Android 4.3 Jelly Bean builds on an accessibility framework allowing simulations to be run on devices - this means your device will believe it's being tapped, touched, etcetera, while you're running these commands from a separate machine. Google notes that the user can: "perform basic operations, set rotation of the screen, generate input events, take screenshots," and a whole lot more.
We'll be waiting for this set of abilities to be expanded beyond the developer realm and into the remote control Android smartphone universe. This sort of usability has already begun with display mirroring - now it's time to get weird with it.
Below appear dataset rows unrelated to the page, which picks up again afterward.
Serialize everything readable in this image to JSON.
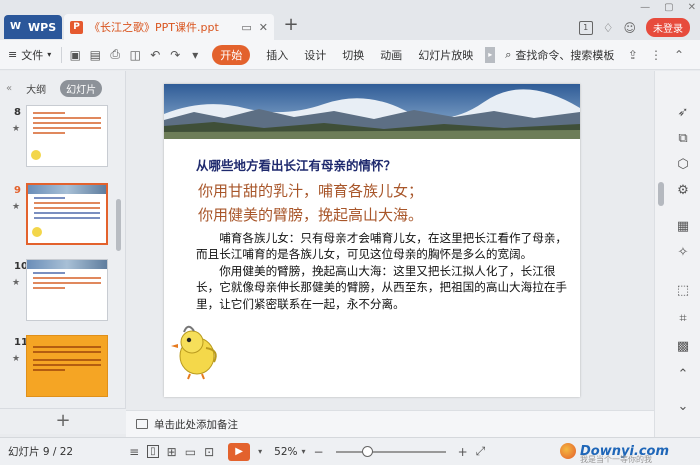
{
  "titlebar": {
    "app_name": "WPS",
    "doc_title": "《长江之歌》PPT课件.ppt",
    "new_tab": "+",
    "login_label": "未登录"
  },
  "toolbar": {
    "file_label": "文件",
    "tabs": [
      {
        "label": "开始",
        "active": true
      },
      {
        "label": "插入"
      },
      {
        "label": "设计"
      },
      {
        "label": "切换"
      },
      {
        "label": "动画"
      },
      {
        "label": "幻灯片放映"
      }
    ],
    "search_label": "查找命令、搜索模板"
  },
  "left_panel": {
    "tabs": [
      "大纲",
      "幻灯片"
    ],
    "thumbnails": [
      {
        "number": "8",
        "star": "★"
      },
      {
        "number": "9",
        "star": "★",
        "active": true
      },
      {
        "number": "10",
        "star": "★"
      },
      {
        "number": "11",
        "star": "★"
      }
    ],
    "add_label": "+"
  },
  "slide": {
    "question": "从哪些地方看出长江有母亲的情怀？",
    "lyric1": "你用甘甜的乳汁，哺育各族儿女；",
    "lyric2": "你用健美的臂膀，挽起高山大海。",
    "para1": "哺育各族儿女：只有母亲才会哺育儿女，在这里把长江看作了母亲，而且长江哺育的是各族儿女，可见这位母亲的胸怀是多么的宽阔。",
    "para2": "你用健美的臂膀，挽起高山大海：这里又把长江拟人化了，长江很长，它就像母亲伸长那健美的臂膀，从西至东，把祖国的高山大海拉在手里，让它们紧密联系在一起，永不分离。"
  },
  "notes": {
    "placeholder": "单击此处添加备注"
  },
  "status": {
    "slide_count": "幻灯片 9 / 22",
    "zoom": "52%",
    "zoom_level": 0.52
  },
  "watermark": {
    "text": "Downyi.com",
    "sub": "我是当个一等你的我"
  },
  "colors": {
    "accent": "#e3622d",
    "wps_blue": "#2b579a",
    "login_red": "#e74b3c",
    "lyric_brown": "#a8562a",
    "question_navy": "#1f2a6e"
  }
}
Developers will now be able to make user of On-screen GPU profiling. This data comes up in real time and shows what your device's graphics processing unit(s) are doing and can be accessed in your Developer Options under settings. If you do not see these settings right out of the box, it's just because you've not un-hidden them yet (this is default in all Android iterations above 4.2).
To un-hide Developer Options, go to Settings - About phone - Build number, and tap the Build number of your device 7 times quickly. From there you'll be in business. Android 4.3 offers a collection of developer abilities behind the scenes, also including a set of enhancements to Systrace loggin.
With the Systrace tool, developers are able to visualize app-specific events inside the software they create, analyze the data that's then output, and use Systrace tags with custom app selections to understand the behaviors and performance of apps in ways that are both easy to understand and in-depth enough to expand well beyond analysis tools of the past.
One of the most important additions to Android in this update for the business owner or employee that needs a bit more security than the average user is the addition of Wi-Fi credential configurations for individual apps to connect with WPA2 enterprise access points. Google adds API compatibility with Extensible Authentication Protocol (EAP) and Encapsulated EAP (Phase 2) credentials, just like they've always wanted.
Android 4.3 adds KeyChain enhancements which allow apps to confirm that commands entered into them - passwords, for example - will not ever be exported off the device itself. This is what Google calls a "hardware root of trust" for the device, and they suggest that it cannot be broken, "even in the event of a root or kernel compromise." That's hardcore.
This security is expanded with an Android Keystore Provider which can be used by one app that will then store a password that cannot be seen or used by any other app. This key is added to the keystore without any user interaction and locks the the data down the same way the KeyChain API locks down keys to hardware.
You'll also want to have a peek at our exploration of Restricted Profiles and Google's expanded vision for multiple users on one device. Built-in kid-proofing!
Where and When
Google will be pushing Android 4.3 over the air to Nexus devices starting today - for models like the Nexus 4, Nexus 7, and Nexus 10, and SOON for the HTC One Google Play edition and Samsung Galaxy S 4 Google Play edition. As for the rest of the Android universe - we'll just have to wait and see! There's always the hacker forums, and stick around our Android portal for the news when it pops up!